You say that “[I]f it can be argued that ’Portal’ has done enough with character–if it can be agreed that they have written the lead ’character”s role sufficiently–then we can point to this game as a lesson on how to prune back some of the over-writing we see applied to other game’s main characters.” I’ve already said that the writing in “Portal” should serve as a lesson for how much other developers can pare back their own writing, but not because “Portal” has a lead character other than GLaDOS or has a real story. While I was in San Francisco, I ran my Five Player Roles theory past game journalist Jane Pinckard. She hit me with an alternative explanation. Hers comes from the game’s perspective rather than that of the player: videogame protagonists are either puppets or masks. Puppets are characters that the player manipulates; masks are roles that the player inhabits. “Portal” doesn’t have a story; it has a slim premise, a series of action puzzles, an unreliable narrator and a conclusion. Nor is “Portal”’s protagonist a character; she is a mask.

Still, none of what I’m saying is meant to disparage “Portal.” In fact, it’s just the opposite. What’s great about “Portal”’s approach is that suggestive spareness of the plot and the absence of characterization leaves us plenty of room to fill in the blanks with our imagination, which, when supported by a framework as precisely and elegantly thought out as it is here, delivers a more powerful final product than many other games that give us plenty of characterization and story but precious little genuine mystery. If “Manhunt” and “BioShock” interrogated our unquestioned willingness to take orders from someone we’ve never seen, “Portal” goes one step further and questions the very nature of the (person) thing giving us those orders; like you said, Valve’s puppeteering of its players.
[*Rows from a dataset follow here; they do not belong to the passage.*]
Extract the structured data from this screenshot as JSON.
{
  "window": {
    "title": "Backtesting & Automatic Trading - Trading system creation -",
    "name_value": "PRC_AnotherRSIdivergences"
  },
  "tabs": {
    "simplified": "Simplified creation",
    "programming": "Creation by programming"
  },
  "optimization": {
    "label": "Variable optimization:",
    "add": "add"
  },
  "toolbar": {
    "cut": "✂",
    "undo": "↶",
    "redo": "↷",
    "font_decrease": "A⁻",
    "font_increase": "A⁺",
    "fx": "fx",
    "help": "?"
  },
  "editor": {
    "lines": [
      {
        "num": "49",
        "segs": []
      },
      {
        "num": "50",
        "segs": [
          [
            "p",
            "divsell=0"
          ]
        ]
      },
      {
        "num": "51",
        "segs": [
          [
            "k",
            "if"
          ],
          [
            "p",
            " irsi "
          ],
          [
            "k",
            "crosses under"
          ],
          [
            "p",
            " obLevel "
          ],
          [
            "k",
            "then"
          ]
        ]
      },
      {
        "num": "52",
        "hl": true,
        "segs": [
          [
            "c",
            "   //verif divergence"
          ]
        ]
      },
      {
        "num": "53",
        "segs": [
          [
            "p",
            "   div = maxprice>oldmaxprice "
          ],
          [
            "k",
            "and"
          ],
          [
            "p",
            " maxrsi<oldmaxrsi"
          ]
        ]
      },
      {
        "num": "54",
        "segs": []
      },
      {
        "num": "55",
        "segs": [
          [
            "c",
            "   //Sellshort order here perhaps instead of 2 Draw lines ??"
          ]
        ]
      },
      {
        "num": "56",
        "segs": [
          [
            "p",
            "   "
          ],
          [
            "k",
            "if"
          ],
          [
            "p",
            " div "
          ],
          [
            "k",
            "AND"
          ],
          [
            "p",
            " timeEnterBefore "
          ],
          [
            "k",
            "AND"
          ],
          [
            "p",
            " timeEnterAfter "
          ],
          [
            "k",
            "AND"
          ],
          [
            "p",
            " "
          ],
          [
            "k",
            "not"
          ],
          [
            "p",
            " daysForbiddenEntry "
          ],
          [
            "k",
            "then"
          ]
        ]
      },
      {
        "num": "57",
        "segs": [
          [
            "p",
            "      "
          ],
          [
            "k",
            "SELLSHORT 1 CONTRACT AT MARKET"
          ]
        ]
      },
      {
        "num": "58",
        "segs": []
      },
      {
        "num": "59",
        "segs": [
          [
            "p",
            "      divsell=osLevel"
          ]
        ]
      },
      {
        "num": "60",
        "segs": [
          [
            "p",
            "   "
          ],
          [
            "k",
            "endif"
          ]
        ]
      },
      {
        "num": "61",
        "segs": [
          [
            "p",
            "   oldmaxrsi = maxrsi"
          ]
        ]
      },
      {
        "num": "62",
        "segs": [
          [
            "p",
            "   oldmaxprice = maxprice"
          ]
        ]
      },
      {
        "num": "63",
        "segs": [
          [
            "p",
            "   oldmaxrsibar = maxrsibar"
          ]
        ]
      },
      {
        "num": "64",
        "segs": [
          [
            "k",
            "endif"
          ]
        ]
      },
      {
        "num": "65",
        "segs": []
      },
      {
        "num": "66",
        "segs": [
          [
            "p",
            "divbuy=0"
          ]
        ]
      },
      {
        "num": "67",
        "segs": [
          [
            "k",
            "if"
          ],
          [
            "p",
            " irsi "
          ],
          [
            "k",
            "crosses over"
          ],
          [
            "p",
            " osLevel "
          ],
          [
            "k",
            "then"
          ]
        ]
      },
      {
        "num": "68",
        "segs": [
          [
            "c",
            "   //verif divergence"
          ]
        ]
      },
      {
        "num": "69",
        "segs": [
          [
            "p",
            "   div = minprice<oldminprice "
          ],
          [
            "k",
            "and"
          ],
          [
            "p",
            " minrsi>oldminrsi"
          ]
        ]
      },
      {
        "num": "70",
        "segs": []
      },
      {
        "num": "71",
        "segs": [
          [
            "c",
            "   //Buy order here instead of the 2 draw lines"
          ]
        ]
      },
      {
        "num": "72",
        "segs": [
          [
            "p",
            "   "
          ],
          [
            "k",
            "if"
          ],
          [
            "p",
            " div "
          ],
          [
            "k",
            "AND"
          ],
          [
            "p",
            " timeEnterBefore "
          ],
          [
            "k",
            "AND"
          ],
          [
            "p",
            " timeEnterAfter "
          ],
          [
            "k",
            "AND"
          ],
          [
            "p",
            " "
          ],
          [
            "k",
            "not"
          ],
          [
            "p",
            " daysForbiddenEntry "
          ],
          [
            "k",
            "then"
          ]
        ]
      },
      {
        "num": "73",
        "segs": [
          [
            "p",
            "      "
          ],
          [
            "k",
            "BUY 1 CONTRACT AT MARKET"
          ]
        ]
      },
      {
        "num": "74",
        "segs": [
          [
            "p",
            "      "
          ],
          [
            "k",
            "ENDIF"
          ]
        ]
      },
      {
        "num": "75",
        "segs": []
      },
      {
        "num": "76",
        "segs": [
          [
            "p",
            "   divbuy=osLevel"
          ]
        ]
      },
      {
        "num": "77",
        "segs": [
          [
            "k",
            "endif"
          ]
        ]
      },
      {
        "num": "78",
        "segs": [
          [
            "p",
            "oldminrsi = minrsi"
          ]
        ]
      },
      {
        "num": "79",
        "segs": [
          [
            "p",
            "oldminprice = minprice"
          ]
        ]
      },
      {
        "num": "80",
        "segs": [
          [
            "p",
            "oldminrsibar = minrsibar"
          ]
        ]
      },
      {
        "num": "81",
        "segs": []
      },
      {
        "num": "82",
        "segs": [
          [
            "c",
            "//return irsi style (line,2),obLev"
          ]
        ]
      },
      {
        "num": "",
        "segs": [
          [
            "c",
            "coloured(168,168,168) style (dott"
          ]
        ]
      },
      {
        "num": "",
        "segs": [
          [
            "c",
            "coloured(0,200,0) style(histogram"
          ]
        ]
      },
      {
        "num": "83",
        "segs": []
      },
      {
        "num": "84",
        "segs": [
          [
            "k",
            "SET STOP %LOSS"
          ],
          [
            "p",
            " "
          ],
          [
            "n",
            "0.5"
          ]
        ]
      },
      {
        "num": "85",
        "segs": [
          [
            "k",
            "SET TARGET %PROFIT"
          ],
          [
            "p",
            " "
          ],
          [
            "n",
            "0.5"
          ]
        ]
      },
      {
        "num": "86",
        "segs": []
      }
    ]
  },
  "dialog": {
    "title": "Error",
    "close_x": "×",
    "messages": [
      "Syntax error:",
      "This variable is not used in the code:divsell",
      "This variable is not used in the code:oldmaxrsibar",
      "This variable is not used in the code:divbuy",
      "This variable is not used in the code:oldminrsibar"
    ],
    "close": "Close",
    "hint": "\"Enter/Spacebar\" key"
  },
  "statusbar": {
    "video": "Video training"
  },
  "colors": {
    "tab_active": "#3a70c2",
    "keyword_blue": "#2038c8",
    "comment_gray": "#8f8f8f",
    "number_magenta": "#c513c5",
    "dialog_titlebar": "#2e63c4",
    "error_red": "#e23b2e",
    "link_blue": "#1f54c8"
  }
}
So in keeping with that, I won’t be following your orders. I’m not going to tell developers that “Portal”’s slender narrative is what they should all aspire to, because I don’t believe in one-size-fits-all solutions. I won’t opine on whether game publishers should create games as short as “Portal.” And I’m not going to write a song. It’s far too late here on the West Coast, and I’ve got to get up in a few hours. Thanks again for playing, and I’m looking forward to our next Vs. Mode, which should be more light-hearted.

Sleep mode activated.

Shutting down.

Goodnight.

Cheers,

N’Gai